- _Task item_
If a line in the records contains the word "selected", count it; state the resulting number and nothing more.

START Source material

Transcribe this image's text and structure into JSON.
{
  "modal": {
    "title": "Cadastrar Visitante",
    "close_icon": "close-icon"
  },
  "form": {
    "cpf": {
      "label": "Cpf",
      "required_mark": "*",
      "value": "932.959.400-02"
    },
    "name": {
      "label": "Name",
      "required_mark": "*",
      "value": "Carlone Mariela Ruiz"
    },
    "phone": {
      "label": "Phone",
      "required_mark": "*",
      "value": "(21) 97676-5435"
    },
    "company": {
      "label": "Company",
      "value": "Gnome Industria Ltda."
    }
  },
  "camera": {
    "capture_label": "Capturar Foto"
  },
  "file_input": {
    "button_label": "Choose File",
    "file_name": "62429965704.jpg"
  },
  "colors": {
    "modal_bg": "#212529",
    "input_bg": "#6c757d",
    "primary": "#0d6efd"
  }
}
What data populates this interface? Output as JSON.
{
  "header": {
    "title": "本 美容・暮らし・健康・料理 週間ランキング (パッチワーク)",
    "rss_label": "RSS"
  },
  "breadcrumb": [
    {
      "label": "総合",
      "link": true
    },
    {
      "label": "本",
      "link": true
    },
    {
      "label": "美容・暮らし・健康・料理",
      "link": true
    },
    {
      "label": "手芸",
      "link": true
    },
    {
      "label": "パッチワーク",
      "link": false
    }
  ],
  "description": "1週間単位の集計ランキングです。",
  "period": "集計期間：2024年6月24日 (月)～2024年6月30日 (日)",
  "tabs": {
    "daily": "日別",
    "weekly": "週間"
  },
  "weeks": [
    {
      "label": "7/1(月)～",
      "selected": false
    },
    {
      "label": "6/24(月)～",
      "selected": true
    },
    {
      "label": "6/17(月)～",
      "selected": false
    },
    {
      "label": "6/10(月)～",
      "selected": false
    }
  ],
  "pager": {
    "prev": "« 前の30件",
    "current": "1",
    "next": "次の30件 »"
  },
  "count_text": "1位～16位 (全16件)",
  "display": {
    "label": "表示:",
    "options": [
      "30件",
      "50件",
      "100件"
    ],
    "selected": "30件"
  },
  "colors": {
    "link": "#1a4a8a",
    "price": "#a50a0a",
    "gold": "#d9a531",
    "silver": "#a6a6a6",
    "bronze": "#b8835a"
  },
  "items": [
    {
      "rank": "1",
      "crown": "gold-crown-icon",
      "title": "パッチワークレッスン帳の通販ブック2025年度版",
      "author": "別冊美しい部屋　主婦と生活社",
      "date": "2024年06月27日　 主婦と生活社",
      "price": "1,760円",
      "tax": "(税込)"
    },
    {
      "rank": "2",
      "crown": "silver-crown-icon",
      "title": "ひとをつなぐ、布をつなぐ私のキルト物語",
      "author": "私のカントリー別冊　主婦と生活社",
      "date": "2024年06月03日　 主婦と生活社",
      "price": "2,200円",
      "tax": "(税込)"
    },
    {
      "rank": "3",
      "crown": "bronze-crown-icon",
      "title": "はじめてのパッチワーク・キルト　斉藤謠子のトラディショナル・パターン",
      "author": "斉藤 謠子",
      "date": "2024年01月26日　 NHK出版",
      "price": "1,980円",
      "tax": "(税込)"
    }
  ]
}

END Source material
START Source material

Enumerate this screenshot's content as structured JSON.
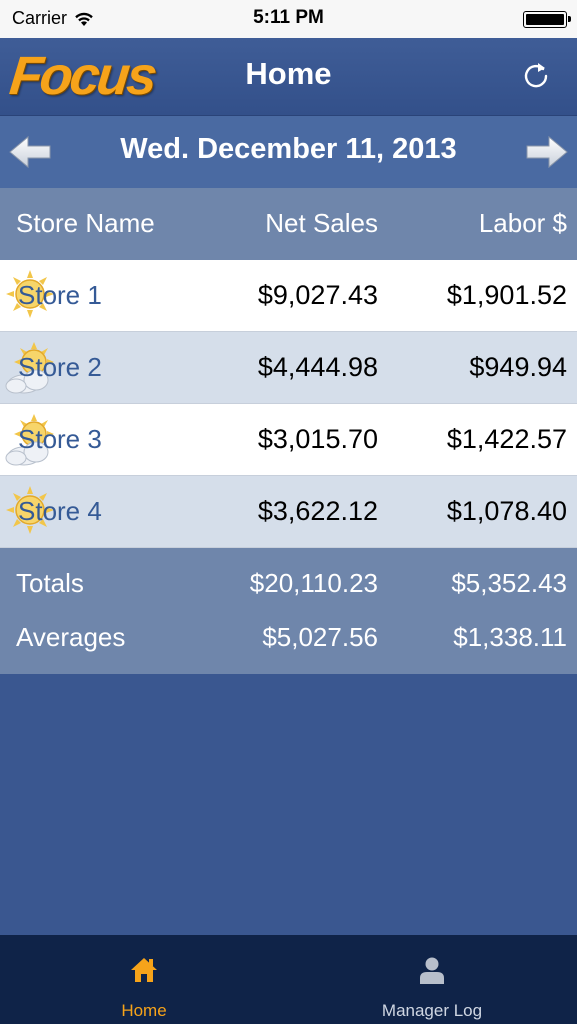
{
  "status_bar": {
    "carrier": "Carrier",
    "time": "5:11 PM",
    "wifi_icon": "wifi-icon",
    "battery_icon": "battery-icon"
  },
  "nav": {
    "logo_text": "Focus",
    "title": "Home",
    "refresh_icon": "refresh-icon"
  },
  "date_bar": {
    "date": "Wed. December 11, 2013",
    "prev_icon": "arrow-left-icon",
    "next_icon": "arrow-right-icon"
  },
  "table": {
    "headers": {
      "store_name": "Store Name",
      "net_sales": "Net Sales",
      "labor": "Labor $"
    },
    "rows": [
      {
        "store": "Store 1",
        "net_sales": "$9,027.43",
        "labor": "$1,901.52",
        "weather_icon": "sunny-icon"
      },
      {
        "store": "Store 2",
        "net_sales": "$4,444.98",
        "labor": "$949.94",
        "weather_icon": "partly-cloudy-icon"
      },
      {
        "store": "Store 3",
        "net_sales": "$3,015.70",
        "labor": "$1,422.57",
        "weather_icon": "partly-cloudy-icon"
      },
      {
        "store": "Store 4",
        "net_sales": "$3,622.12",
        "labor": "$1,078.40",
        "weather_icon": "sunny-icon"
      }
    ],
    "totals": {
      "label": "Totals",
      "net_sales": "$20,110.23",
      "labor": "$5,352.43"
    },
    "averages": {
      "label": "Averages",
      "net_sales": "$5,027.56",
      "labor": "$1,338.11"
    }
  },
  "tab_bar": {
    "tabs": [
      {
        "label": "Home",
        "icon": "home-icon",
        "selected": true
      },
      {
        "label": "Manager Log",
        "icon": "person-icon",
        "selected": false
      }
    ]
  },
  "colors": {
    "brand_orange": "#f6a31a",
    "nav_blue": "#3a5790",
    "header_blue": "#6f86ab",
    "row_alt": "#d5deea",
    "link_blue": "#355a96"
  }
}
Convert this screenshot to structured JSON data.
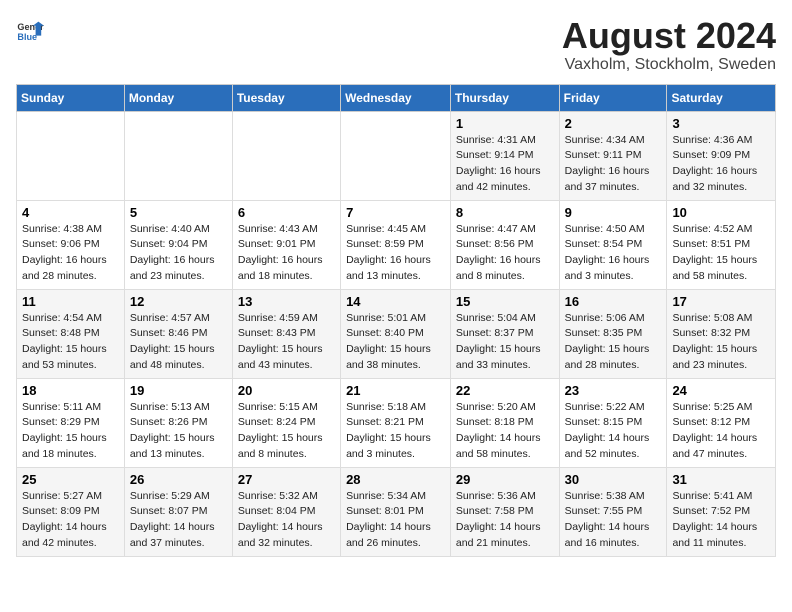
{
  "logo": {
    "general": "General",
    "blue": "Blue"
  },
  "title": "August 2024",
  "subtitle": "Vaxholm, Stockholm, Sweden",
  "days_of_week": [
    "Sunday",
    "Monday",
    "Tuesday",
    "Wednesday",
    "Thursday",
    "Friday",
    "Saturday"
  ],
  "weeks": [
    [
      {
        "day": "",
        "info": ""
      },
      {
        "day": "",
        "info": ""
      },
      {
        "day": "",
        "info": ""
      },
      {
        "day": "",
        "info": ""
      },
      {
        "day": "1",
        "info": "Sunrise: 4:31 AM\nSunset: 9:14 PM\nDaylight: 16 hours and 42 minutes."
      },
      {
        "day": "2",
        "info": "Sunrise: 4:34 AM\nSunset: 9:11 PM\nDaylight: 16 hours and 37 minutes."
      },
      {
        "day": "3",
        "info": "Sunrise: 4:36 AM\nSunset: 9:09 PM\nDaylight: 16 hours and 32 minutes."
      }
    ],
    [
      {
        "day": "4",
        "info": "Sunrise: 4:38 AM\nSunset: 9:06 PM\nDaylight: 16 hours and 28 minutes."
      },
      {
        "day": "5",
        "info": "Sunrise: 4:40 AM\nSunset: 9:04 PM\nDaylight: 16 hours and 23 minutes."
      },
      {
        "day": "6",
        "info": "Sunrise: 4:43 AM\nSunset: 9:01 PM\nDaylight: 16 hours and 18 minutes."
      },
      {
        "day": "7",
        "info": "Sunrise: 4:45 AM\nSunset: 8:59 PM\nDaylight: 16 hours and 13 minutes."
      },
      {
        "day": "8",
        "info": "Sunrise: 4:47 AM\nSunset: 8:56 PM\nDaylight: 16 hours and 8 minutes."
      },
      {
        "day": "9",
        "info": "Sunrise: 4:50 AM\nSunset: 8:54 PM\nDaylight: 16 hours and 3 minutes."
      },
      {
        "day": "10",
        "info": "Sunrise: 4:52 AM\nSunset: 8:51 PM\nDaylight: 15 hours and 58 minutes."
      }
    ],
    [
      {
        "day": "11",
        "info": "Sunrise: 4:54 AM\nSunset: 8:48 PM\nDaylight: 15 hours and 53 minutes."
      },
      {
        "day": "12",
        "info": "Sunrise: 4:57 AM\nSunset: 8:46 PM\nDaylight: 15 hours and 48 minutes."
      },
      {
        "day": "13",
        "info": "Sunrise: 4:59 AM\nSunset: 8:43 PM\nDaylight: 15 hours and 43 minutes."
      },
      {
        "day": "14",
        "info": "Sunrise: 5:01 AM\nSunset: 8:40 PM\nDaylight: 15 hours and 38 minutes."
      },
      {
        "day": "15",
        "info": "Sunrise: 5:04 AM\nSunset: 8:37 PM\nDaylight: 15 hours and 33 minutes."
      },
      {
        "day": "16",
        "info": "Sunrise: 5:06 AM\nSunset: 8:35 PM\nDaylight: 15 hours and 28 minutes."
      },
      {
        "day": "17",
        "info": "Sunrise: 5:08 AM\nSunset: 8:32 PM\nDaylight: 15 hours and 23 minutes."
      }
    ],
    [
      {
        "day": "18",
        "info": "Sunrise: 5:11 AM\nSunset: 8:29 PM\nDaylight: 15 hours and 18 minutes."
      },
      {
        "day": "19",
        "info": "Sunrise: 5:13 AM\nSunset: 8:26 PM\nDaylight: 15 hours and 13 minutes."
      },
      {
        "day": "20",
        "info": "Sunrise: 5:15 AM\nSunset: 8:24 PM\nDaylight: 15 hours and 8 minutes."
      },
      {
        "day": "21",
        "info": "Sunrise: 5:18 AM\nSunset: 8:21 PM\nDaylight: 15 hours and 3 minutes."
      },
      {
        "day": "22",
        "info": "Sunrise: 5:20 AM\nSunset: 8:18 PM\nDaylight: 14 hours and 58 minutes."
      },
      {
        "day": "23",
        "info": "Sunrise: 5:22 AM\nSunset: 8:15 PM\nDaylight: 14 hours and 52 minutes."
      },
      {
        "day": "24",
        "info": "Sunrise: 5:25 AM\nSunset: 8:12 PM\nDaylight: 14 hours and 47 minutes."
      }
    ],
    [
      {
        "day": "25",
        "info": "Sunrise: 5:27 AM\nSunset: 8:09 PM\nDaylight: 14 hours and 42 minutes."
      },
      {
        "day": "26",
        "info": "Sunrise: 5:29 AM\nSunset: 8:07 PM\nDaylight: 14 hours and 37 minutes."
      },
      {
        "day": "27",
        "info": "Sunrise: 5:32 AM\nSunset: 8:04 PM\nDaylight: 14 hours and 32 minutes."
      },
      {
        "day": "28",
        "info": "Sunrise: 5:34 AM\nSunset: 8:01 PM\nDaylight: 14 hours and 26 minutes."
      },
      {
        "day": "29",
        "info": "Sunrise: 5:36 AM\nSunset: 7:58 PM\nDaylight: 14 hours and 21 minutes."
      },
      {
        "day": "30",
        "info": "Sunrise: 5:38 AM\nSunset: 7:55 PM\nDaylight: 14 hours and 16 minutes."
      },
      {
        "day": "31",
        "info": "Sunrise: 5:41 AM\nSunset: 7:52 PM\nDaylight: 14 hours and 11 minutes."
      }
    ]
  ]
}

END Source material

- _Worked solution_
7